> Task requirements:
Copy the data that follows exactly. Include no pictures.

> Data listing:
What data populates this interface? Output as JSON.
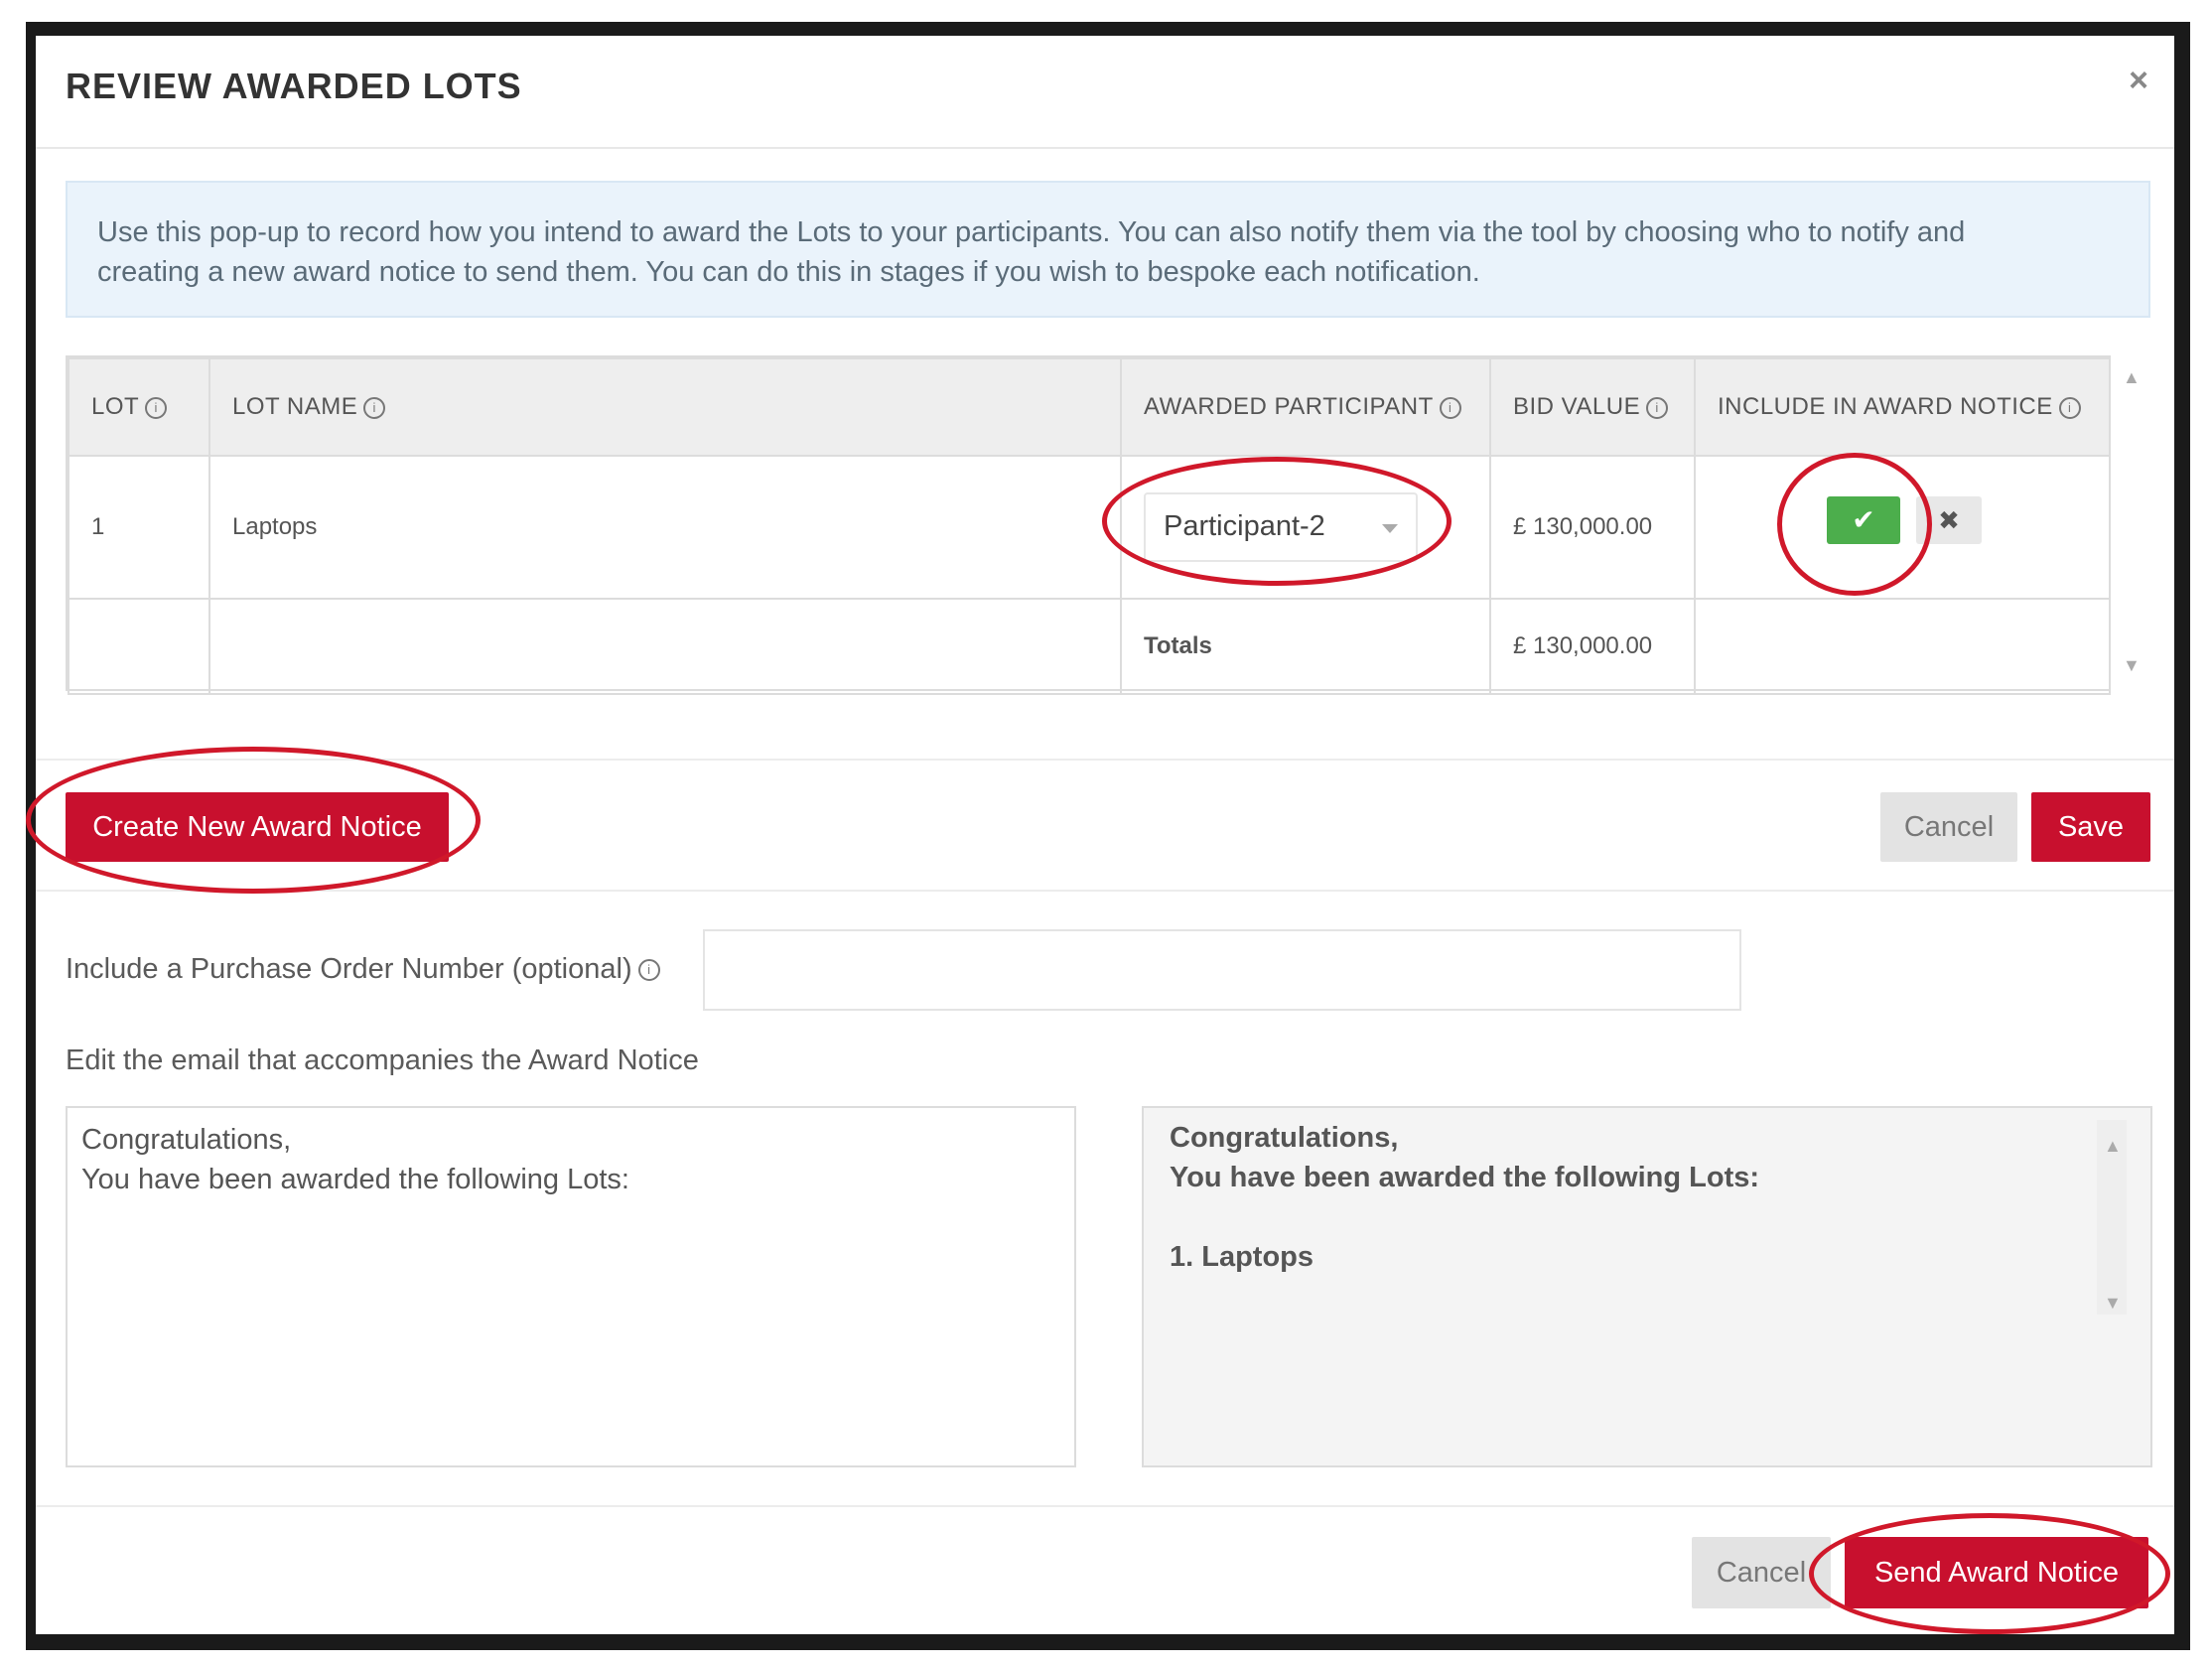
{
  "modal": {
    "title": "REVIEW AWARDED LOTS",
    "close_label": "×"
  },
  "info_text_line1": "Use this pop-up to record how you intend to award the Lots to your participants. You can also notify them via the tool by choosing who to notify and",
  "info_text_line2": "creating a new award notice to send them. You can do this in stages if you wish to bespoke each notification.",
  "table": {
    "headers": {
      "lot": "LOT",
      "lot_name": "LOT NAME",
      "awarded_participant": "AWARDED PARTICIPANT",
      "bid_value": "BID VALUE",
      "include_in_award_notice": "INCLUDE IN AWARD NOTICE"
    },
    "rows": [
      {
        "lot": "1",
        "lot_name": "Laptops",
        "awarded_participant": "Participant-2",
        "bid_value": "£ 130,000.00",
        "include": true
      }
    ],
    "totals_label": "Totals",
    "totals_value": "£ 130,000.00"
  },
  "icons": {
    "info": "ⓘ",
    "check": "✔",
    "x": "✖",
    "scroll_up": "▲",
    "scroll_down": "▼"
  },
  "actions": {
    "create_new_award_notice": "Create New Award Notice",
    "cancel": "Cancel",
    "save": "Save"
  },
  "po_label": "Include a Purchase Order Number (optional)",
  "po_value": "",
  "email_label": "Edit the email that accompanies the Award Notice",
  "email_editor": {
    "line1": "Congratulations,",
    "line2": "You have been awarded the following Lots:"
  },
  "email_preview": {
    "line1": "Congratulations,",
    "line2": "You have been awarded the following Lots:",
    "item1": "1. Laptops"
  },
  "footer": {
    "cancel": "Cancel",
    "send_award_notice": "Send Award Notice"
  },
  "colors": {
    "primary_red": "#c8102e",
    "success_green": "#4cae4c",
    "annotation_red": "#d0182a"
  }
}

> Output below:
What data populates this interface? Output as JSON.
{
  "modal": {
    "title": "REVIEW AWARDED LOTS",
    "close_label": "×"
  },
  "info_text_line1": "Use this pop-up to record how you intend to award the Lots to your participants. You can also notify them via the tool by choosing who to notify and",
  "info_text_line2": "creating a new award notice to send them. You can do this in stages if you wish to bespoke each notification.",
  "table": {
    "headers": {
      "lot": "LOT",
      "lot_name": "LOT NAME",
      "awarded_participant": "AWARDED PARTICIPANT",
      "bid_value": "BID VALUE",
      "include_in_award_notice": "INCLUDE IN AWARD NOTICE"
    },
    "rows": [
      {
        "lot": "1",
        "lot_name": "Laptops",
        "awarded_participant": "Participant-2",
        "bid_value": "£ 130,000.00",
        "include": true
      }
    ],
    "totals_label": "Totals",
    "totals_value": "£ 130,000.00"
  },
  "icons": {
    "info": "ⓘ",
    "check": "✔",
    "x": "✖",
    "scroll_up": "▲",
    "scroll_down": "▼"
  },
  "actions": {
    "create_new_award_notice": "Create New Award Notice",
    "cancel": "Cancel",
    "save": "Save"
  },
  "po_label": "Include a Purchase Order Number (optional)",
  "po_value": "",
  "email_label": "Edit the email that accompanies the Award Notice",
  "email_editor": {
    "line1": "Congratulations,",
    "line2": "You have been awarded the following Lots:"
  },
  "email_preview": {
    "line1": "Congratulations,",
    "line2": "You have been awarded the following Lots:",
    "item1": "1. Laptops"
  },
  "footer": {
    "cancel": "Cancel",
    "send_award_notice": "Send Award Notice"
  },
  "colors": {
    "primary_red": "#c8102e",
    "success_green": "#4cae4c",
    "annotation_red": "#d0182a"
  }
}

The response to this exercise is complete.